**Action item:** Wherever the string "only" turns up in the data, copy the whole line.

**Data extract:**
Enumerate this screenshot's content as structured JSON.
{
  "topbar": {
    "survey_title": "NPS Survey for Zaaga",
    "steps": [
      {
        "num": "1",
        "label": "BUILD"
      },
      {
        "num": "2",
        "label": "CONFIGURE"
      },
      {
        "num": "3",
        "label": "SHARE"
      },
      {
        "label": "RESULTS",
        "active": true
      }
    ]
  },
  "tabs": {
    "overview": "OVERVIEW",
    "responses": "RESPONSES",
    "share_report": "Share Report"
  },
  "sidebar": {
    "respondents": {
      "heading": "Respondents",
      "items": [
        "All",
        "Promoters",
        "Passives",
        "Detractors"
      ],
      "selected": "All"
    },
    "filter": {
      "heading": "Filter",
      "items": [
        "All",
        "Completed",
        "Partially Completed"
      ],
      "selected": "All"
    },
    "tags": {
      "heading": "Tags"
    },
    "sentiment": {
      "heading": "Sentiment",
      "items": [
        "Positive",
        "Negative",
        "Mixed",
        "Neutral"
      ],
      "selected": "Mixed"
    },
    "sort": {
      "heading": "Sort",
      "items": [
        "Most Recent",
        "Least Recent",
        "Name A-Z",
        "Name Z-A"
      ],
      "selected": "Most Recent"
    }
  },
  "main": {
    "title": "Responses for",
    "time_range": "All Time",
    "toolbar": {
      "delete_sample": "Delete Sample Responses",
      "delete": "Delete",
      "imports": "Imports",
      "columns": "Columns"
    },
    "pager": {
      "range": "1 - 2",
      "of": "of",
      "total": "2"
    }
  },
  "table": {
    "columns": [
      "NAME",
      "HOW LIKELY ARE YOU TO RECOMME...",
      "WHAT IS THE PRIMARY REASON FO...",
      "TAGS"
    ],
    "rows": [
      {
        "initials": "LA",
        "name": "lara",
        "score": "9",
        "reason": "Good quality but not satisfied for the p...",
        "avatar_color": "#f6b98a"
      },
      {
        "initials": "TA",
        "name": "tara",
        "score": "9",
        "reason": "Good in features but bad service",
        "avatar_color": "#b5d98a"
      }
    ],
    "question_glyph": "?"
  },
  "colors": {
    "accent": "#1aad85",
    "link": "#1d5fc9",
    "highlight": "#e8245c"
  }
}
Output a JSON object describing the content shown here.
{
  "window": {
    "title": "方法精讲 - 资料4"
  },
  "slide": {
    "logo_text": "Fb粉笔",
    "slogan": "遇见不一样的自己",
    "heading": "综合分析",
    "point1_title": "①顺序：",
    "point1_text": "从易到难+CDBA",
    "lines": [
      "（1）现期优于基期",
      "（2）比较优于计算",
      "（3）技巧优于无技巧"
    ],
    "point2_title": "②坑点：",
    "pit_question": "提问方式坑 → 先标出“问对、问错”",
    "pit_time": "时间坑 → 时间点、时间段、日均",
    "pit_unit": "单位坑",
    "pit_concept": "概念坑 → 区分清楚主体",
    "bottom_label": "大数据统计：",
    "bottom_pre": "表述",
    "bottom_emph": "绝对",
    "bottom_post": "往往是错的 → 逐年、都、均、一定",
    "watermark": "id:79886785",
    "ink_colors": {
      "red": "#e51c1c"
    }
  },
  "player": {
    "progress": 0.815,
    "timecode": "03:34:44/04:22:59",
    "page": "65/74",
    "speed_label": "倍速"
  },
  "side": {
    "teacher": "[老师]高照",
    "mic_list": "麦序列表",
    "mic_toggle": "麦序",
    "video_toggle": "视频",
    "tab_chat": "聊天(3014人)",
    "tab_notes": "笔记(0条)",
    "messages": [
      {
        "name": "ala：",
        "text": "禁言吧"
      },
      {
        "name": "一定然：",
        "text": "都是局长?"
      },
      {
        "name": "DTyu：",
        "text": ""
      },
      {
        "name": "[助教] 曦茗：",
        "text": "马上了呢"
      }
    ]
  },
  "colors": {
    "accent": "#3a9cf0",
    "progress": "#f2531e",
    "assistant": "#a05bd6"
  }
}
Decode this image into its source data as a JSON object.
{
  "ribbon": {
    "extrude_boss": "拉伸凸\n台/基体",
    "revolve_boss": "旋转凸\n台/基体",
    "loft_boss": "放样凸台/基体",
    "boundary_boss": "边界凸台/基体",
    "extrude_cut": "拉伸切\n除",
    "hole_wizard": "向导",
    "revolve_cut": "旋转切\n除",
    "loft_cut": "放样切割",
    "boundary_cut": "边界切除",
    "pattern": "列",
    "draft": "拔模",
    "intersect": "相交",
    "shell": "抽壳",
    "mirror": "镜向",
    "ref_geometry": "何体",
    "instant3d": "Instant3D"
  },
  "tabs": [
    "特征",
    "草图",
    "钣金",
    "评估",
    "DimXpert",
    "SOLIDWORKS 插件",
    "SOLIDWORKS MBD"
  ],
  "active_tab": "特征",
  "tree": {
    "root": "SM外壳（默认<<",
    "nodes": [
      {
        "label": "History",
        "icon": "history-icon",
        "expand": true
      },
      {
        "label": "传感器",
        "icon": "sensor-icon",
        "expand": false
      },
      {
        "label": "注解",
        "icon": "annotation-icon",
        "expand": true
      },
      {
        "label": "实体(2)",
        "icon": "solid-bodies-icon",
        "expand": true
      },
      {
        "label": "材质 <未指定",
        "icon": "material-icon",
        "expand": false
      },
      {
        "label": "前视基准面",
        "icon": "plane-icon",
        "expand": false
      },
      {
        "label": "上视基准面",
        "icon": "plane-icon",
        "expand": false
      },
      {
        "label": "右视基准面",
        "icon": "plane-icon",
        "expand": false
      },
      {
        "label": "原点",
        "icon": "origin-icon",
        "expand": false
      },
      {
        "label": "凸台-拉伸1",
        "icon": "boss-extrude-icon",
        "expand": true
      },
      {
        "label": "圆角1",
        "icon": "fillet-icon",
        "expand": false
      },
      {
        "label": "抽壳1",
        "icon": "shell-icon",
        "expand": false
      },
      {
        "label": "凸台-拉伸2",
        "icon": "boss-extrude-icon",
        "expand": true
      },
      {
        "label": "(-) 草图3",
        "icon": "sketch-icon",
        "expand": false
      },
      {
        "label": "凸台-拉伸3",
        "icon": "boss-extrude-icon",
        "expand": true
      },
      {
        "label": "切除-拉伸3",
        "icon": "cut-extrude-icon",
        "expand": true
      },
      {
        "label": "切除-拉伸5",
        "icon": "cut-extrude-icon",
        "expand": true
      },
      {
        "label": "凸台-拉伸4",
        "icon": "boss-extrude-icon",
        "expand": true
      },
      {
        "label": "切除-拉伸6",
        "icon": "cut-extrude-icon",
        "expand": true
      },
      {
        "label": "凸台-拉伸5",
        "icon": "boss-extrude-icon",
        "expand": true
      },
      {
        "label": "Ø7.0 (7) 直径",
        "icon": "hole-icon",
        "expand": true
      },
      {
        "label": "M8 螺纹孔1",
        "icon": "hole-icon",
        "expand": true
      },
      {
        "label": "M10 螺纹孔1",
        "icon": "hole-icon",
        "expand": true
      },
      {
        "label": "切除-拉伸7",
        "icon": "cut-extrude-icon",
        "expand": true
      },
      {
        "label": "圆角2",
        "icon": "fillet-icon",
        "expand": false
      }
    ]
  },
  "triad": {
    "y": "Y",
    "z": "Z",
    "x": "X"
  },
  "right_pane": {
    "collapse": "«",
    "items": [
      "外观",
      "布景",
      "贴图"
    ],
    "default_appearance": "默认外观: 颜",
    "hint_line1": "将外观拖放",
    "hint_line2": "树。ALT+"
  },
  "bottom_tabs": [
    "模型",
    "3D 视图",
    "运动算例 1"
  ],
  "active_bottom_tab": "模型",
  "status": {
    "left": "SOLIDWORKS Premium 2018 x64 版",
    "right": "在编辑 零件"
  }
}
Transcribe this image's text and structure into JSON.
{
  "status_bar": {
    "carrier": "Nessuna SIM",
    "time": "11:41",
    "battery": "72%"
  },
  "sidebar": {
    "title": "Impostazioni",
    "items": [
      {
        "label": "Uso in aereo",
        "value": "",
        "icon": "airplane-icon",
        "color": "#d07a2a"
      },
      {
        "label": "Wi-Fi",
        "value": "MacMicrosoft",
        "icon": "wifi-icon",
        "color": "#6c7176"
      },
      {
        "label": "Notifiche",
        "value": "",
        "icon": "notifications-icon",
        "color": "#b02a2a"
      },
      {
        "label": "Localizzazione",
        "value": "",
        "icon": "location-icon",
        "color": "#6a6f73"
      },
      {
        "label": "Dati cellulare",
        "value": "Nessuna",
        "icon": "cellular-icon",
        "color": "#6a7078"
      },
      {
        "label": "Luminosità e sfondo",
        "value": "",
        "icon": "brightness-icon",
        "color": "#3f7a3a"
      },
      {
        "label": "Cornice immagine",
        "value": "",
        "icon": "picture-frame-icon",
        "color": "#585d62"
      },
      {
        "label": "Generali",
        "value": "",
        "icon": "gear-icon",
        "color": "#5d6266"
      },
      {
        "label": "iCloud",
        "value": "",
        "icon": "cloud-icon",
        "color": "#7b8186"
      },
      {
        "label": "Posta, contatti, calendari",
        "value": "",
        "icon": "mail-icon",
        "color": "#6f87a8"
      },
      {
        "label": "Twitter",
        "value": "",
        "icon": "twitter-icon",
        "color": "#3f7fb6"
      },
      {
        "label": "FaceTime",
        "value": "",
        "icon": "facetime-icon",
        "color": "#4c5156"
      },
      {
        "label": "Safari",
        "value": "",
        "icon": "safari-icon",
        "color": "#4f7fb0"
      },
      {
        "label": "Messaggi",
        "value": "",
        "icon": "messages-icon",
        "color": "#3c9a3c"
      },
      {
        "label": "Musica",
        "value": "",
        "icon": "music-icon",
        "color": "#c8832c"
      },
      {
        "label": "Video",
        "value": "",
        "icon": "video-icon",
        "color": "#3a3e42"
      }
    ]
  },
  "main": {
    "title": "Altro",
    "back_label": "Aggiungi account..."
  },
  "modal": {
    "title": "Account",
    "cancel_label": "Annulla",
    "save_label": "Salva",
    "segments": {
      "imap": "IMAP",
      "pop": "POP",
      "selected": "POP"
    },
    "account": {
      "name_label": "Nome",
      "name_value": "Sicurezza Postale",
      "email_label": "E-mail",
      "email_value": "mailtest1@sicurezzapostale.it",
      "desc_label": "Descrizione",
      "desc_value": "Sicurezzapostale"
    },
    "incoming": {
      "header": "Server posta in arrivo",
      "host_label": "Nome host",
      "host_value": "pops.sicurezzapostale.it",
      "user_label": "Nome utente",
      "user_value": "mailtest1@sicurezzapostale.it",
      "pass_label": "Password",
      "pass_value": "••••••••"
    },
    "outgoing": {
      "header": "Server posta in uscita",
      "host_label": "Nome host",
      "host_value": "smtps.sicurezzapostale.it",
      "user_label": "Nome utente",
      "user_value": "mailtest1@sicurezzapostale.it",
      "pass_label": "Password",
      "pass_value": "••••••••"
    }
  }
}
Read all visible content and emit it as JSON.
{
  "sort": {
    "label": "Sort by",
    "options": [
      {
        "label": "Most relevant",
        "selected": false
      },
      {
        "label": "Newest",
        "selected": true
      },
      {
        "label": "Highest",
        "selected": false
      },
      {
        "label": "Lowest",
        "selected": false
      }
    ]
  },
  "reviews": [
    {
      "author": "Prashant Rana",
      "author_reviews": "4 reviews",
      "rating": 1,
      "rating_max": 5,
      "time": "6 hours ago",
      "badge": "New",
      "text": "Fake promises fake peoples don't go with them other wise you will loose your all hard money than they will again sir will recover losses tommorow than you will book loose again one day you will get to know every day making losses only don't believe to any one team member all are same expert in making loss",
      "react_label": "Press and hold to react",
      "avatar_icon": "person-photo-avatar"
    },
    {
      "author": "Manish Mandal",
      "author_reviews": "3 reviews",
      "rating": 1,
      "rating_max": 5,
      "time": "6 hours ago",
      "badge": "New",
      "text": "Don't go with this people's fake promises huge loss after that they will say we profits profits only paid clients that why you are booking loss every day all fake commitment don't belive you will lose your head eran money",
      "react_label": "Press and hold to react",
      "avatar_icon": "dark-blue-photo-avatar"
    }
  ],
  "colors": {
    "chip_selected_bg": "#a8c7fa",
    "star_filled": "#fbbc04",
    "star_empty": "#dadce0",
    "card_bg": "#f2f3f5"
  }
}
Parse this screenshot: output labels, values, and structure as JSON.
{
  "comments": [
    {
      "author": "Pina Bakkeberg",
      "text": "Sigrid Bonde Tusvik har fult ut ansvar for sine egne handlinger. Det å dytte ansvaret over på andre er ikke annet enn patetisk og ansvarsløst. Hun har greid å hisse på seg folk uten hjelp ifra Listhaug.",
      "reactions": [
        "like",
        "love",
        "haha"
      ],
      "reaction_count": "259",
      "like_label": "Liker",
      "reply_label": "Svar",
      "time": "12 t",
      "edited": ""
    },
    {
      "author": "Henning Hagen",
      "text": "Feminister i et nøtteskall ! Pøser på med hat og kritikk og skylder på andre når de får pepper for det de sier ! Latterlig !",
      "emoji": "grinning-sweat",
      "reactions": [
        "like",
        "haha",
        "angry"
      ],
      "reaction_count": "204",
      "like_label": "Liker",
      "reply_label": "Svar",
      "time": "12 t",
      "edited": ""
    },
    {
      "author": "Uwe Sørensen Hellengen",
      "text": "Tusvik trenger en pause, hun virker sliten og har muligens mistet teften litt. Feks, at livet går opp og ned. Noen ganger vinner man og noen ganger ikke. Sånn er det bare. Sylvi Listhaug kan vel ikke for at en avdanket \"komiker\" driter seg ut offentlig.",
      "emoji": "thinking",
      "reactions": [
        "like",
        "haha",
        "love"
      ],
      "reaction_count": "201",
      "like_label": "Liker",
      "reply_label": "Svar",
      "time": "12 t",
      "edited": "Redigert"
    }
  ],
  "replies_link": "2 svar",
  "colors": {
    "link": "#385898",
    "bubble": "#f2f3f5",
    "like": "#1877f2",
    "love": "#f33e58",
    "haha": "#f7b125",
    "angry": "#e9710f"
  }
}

**Task solution:**
      "text": "Fake promises fake peoples don't go with them other wise you will loose your all hard money than they will again sir will recover losses tommorow than you will book loose again one day you will get to know every day making losses only don't believe to any one team member all are same expert in making loss",
      "text": "Don't go with this people's fake promises huge loss after that they will say we profits profits only paid clients that why you are booking loss every day all fake commitment don't belive you will lose your head eran money",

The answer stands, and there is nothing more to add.